Captain America/Iron Man Annual: Iron Man has a battle with a mind controlling villain and gets in a position where he can wipe out everyone's memory of his secret identity having determined that way too many people know it. However, when he starts retelling them, he finds them less than pleased and none are less pleased than Captain America who doesn't appreciate Iron Man violating his rights and the rights of others. But meanwhile Iron Man and Cap have to battle a villain and learn a lesson. I don't much care for this story due to its relativistic bent which doesn't fit Cap at his bent. It's meant to have circumstances show both heroes the other's perspective but that's not really the point of a character like Cap. The story has some good moments, but still it's only so so.

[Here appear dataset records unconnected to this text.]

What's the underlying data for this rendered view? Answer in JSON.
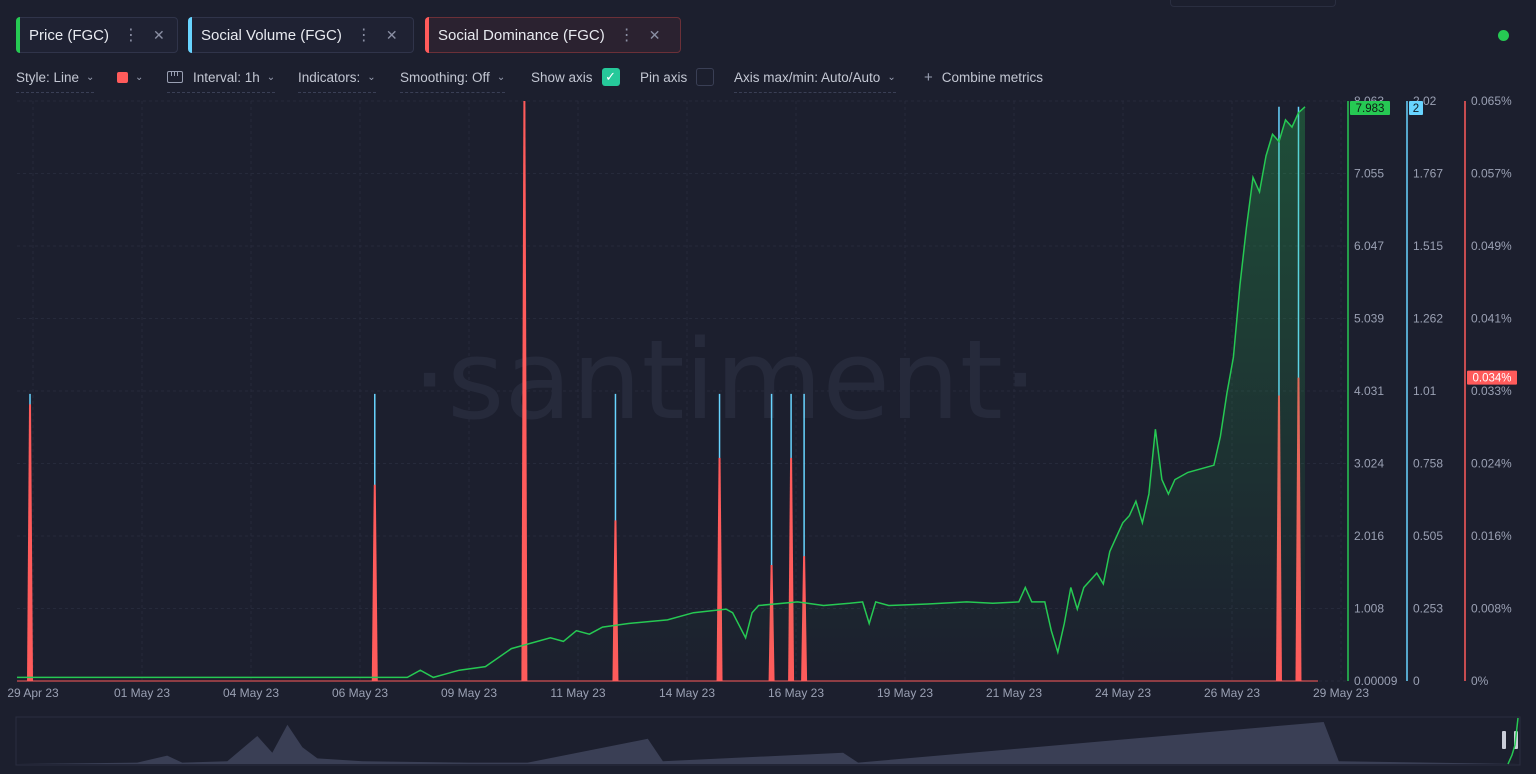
{
  "tabs": [
    {
      "label": "Price (FGC)",
      "color": "#26c953"
    },
    {
      "label": "Social Volume (FGC)",
      "color": "#68d4ff"
    },
    {
      "label": "Social Dominance (FGC)",
      "color": "#ff5b5b"
    }
  ],
  "toolbar": {
    "style_label": "Style: Line",
    "interval_label": "Interval: 1h",
    "indicators_label": "Indicators:",
    "smoothing_label": "Smoothing: Off",
    "show_axis_label": "Show axis",
    "pin_axis_label": "Pin axis",
    "axis_maxmin_label": "Axis max/min: Auto/Auto",
    "combine_label": "Combine metrics",
    "swatch_color": "#ff5b5b",
    "show_axis_checked": true,
    "pin_axis_checked": false
  },
  "status_color": "#26c953",
  "watermark": "·santiment·",
  "chart_data": {
    "type": "line",
    "x_tick_labels": [
      "29 Apr 23",
      "01 May 23",
      "04 May 23",
      "06 May 23",
      "09 May 23",
      "11 May 23",
      "14 May 23",
      "16 May 23",
      "19 May 23",
      "21 May 23",
      "24 May 23",
      "26 May 23",
      "29 May 23"
    ],
    "axes": [
      {
        "metric": "Price (FGC)",
        "color": "#26c953",
        "ticks": [
          "8.063",
          "7.055",
          "6.047",
          "5.039",
          "4.031",
          "3.024",
          "2.016",
          "1.008",
          "0.00009"
        ],
        "range": [
          9e-05,
          8.063
        ],
        "current": "7.983"
      },
      {
        "metric": "Social Volume (FGC)",
        "color": "#68d4ff",
        "ticks": [
          "2.02",
          "1.767",
          "1.515",
          "1.262",
          "1.01",
          "0.758",
          "0.505",
          "0.253",
          "0"
        ],
        "range": [
          0,
          2.02
        ],
        "current": "2"
      },
      {
        "metric": "Social Dominance (FGC)",
        "color": "#ff5b5b",
        "ticks": [
          "0.065%",
          "0.057%",
          "0.049%",
          "0.041%",
          "0.033%",
          "0.024%",
          "0.016%",
          "0.008%",
          "0%"
        ],
        "range": [
          0,
          0.065
        ],
        "current": "0.034%"
      }
    ],
    "series": [
      {
        "name": "Price (FGC)",
        "color": "#26c953",
        "points": [
          [
            0,
            0.05
          ],
          [
            0.3,
            0.05
          ],
          [
            0.31,
            0.15
          ],
          [
            0.32,
            0.05
          ],
          [
            0.33,
            0.1
          ],
          [
            0.34,
            0.15
          ],
          [
            0.36,
            0.2
          ],
          [
            0.38,
            0.45
          ],
          [
            0.39,
            0.5
          ],
          [
            0.41,
            0.6
          ],
          [
            0.42,
            0.55
          ],
          [
            0.43,
            0.7
          ],
          [
            0.44,
            0.65
          ],
          [
            0.45,
            0.75
          ],
          [
            0.47,
            0.8
          ],
          [
            0.5,
            0.85
          ],
          [
            0.52,
            0.95
          ],
          [
            0.545,
            1.0
          ],
          [
            0.55,
            0.95
          ],
          [
            0.56,
            0.6
          ],
          [
            0.565,
            0.95
          ],
          [
            0.57,
            1.05
          ],
          [
            0.6,
            1.1
          ],
          [
            0.62,
            1.05
          ],
          [
            0.64,
            1.08
          ],
          [
            0.65,
            1.1
          ],
          [
            0.655,
            0.8
          ],
          [
            0.66,
            1.1
          ],
          [
            0.67,
            1.05
          ],
          [
            0.7,
            1.07
          ],
          [
            0.73,
            1.1
          ],
          [
            0.75,
            1.08
          ],
          [
            0.77,
            1.1
          ],
          [
            0.775,
            1.3
          ],
          [
            0.78,
            1.1
          ],
          [
            0.79,
            1.1
          ],
          [
            0.795,
            0.7
          ],
          [
            0.8,
            0.4
          ],
          [
            0.805,
            0.8
          ],
          [
            0.81,
            1.3
          ],
          [
            0.815,
            1.0
          ],
          [
            0.82,
            1.3
          ],
          [
            0.83,
            1.5
          ],
          [
            0.835,
            1.35
          ],
          [
            0.84,
            1.8
          ],
          [
            0.845,
            2.0
          ],
          [
            0.85,
            2.2
          ],
          [
            0.855,
            2.3
          ],
          [
            0.86,
            2.5
          ],
          [
            0.865,
            2.2
          ],
          [
            0.87,
            2.6
          ],
          [
            0.875,
            3.5
          ],
          [
            0.88,
            2.8
          ],
          [
            0.885,
            2.6
          ],
          [
            0.89,
            2.8
          ],
          [
            0.9,
            2.9
          ],
          [
            0.91,
            2.95
          ],
          [
            0.92,
            3.0
          ],
          [
            0.925,
            3.4
          ],
          [
            0.93,
            4.0
          ],
          [
            0.935,
            4.5
          ],
          [
            0.94,
            5.5
          ],
          [
            0.945,
            6.3
          ],
          [
            0.95,
            7.0
          ],
          [
            0.955,
            6.8
          ],
          [
            0.96,
            7.3
          ],
          [
            0.965,
            7.6
          ],
          [
            0.97,
            7.5
          ],
          [
            0.975,
            7.8
          ],
          [
            0.98,
            7.7
          ],
          [
            0.985,
            7.9
          ],
          [
            0.99,
            7.983
          ]
        ]
      },
      {
        "name": "Social Volume (FGC)",
        "color": "#68d4ff",
        "spikes": [
          [
            0.01,
            1
          ],
          [
            0.275,
            1
          ],
          [
            0.39,
            2
          ],
          [
            0.46,
            1
          ],
          [
            0.54,
            1
          ],
          [
            0.58,
            1
          ],
          [
            0.595,
            1
          ],
          [
            0.605,
            1
          ],
          [
            0.97,
            2
          ],
          [
            0.985,
            2
          ]
        ]
      },
      {
        "name": "Social Dominance (FGC)",
        "color": "#ff5b5b",
        "spikes": [
          [
            0.01,
            0.031
          ],
          [
            0.275,
            0.022
          ],
          [
            0.39,
            0.065
          ],
          [
            0.46,
            0.018
          ],
          [
            0.54,
            0.025
          ],
          [
            0.58,
            0.013
          ],
          [
            0.595,
            0.025
          ],
          [
            0.605,
            0.014
          ],
          [
            0.97,
            0.032
          ],
          [
            0.985,
            0.034
          ]
        ]
      }
    ],
    "grid": true
  }
}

Captain America/Citizen V Annual: Captain America America ends up teaming up with Citizen V, the grandchild of the original character from the Golden Age. This story is by Kurt Busiek rather than Waid and it's actually a fun story. Baron Zemo had pretended to be Citizen V as part of the Thunderbirds in hopes of taking over the world during the time that the Avengers and FF were in another dimension. However, this is the real McCoy who wants to take Zemo down. There's a great World War II flashback of Cap and the original Citizen V in action and a great story of this mysterious hero battling Cap with Baron Zemo. This is a very fun story. Grade: A-
Captain America issue 13: Plausible Deniability: Captain America tries to help a candidate who had tried to get Captain America's endorsement but wound up with the endorse of a Scrull duplicate instead. Cap wants to find out how to help him and how to avoid having Cap involved in politics. At the same time, he has suspicions about the incumbent Congressman that could include him being under the control of one of the moment powerful forces for evil in the Marvel Universe. Decent and well intentioned. Grade: B+
I should also that the book's enhanced by an illustrated text recap of the life and times of the Red Skull (who actually doesn't appear until the next took.)
Overall, this is a decent book, with some ups and downs-though American Nightmare is probably the biggest down in the whole book and that's four issues of Captain America. For my part, I'll probably try and get the next book in this series through interlibrary loan rather than purchase.